This review originally appeared on Weekly Gravy.
There’s something about the Terminator franchise that I truly dig. I like that it doesn’t pretend its science is anything other than ridiculous coming out of the mouths of muscle-bound beefcakes, yet still takes its concepts of ethics and cause-and-effect seriously. I like that, apart from the dour-faced Salvation, these films are aesthetically exciting, filling the screen with eye-popping action set-pieces and visual effects that allow us to actually see and follow what’s happening, rather than throwing graphics at the screen and expecting audiences to nod in glazed-eye approval. Perhaps most of all, I just like films with some actual imagination behind them. I can forgive the lapses into bad acting and nonsensical dialogue if it feels like somebody behind the scenes spent longer than a nanosecond on devising ways to entertain an audience rather than simply doing the same as before (like The Avengers: Age of Ultron) and expecting it not to notice.
It’s true that not a whole lot of Terminator Genisys makes sense when held up to close inspection, but part of the beauty of time travel is that doesn’t really need to. It makes sense in their world so, really, I’m not going to waste my energy attempting to decipher it. Where I thought it succeeded was in crafting a story that actually builds upon the themes of earlier franchise entries while being allowed to become its own thing (at least The Terminator and Terminator 2: Judgment Day – Rise of the Machines, Salvation and the TV-series The Sarah Conner Chronicles have been more or less scrapped from the timeline).

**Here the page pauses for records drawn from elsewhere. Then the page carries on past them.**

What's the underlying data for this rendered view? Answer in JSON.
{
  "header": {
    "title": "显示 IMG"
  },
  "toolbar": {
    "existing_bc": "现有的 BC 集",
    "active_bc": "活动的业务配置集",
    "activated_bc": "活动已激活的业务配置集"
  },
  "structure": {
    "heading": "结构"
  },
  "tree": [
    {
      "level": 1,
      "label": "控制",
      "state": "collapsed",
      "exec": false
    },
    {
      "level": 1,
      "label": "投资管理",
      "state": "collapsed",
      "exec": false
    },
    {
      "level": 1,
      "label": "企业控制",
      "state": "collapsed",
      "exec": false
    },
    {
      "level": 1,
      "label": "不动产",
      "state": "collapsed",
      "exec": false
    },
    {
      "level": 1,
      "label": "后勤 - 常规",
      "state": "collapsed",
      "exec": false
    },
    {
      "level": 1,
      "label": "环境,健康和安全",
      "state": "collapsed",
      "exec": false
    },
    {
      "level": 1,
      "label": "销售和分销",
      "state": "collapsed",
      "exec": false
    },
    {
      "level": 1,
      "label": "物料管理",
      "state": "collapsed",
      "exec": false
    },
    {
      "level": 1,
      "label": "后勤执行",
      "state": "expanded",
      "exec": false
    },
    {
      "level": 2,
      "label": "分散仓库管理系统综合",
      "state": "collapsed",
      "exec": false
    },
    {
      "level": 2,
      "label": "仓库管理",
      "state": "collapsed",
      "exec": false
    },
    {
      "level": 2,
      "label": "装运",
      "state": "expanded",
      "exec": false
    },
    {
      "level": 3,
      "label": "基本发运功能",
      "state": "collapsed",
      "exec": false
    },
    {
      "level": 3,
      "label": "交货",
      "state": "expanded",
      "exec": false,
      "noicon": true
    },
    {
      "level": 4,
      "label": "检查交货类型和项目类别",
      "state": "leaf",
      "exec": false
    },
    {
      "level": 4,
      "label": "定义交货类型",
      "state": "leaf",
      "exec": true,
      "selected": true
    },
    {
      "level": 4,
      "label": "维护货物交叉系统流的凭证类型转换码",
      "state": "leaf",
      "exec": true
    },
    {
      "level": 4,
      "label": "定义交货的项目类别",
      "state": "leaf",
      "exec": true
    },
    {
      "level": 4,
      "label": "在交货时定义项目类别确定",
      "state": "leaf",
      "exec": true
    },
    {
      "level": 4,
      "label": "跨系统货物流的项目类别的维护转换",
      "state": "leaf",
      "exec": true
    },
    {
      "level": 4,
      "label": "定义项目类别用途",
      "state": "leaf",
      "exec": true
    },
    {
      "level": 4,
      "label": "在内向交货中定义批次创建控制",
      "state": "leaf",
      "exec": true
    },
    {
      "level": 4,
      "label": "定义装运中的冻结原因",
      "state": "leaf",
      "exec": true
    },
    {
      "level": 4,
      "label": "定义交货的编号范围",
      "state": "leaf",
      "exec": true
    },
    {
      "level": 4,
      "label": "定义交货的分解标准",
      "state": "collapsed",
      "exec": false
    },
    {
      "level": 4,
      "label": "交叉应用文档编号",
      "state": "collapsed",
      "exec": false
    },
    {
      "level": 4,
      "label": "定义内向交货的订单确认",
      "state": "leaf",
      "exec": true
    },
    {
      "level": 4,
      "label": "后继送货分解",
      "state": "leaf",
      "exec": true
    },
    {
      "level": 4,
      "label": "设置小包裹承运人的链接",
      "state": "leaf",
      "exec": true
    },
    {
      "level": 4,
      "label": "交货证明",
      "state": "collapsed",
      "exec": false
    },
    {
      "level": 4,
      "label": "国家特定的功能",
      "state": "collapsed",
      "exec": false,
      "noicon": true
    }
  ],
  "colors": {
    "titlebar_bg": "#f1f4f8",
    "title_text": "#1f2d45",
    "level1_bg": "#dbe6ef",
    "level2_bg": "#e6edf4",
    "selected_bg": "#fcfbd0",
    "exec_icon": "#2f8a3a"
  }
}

In that regard it is much better than Jurassic World, which essentially wanted to actually be its 1994 predecessor by simply mimicking its action and its plot points to the letter — without the finesse of Spielberg. And while director Alan Taylor is no James Cameron when it comes to the action or the drama, there’s a certainly enjoyment to be had in watching him play with the building blocks of Cameron’s first two Terminator films, up to and including directly recreating one famous sequence from the 1984 original, and then watching them morph into their own beasts with their own rules and boundaries. Yes, it’s a Terminator film in that Arnold Schwarzenegger is there as the titular robot with Sarah Connor (Game of Thrones‘ Emilia Clarke), John Connor (Jason Clarke), and Kyle Reese (a frequently unclothed Jai Courtney), too, and all of them attempt to save the day (or sometimes destroy it). What’s different is that this entry into the series has a desire to build its own future, its own timeline of events from amongst all the references and mythos and sly nods to the previous films.
Of course, if the themes of these Terminator flicks don’t strike you emotionally, then there’s every chance you’ll be bored by this flick’s insistence on extracting pathos out of the concepts of danger in technology, fate, destiny, and the ultimate futility of trying to stop war. By the time of the film’s climactic chase throughout the hive-like underground of Skynet, its story has been told and it becomes more of a tired retread that looks like any other film of its kind. But for most of Genisys’s two-hour plus runtime, it finds thrilling and fun ways to add something to its universe. But please, don’t ask me about why it’s spelled that way. That’s one mystery they don’t explain.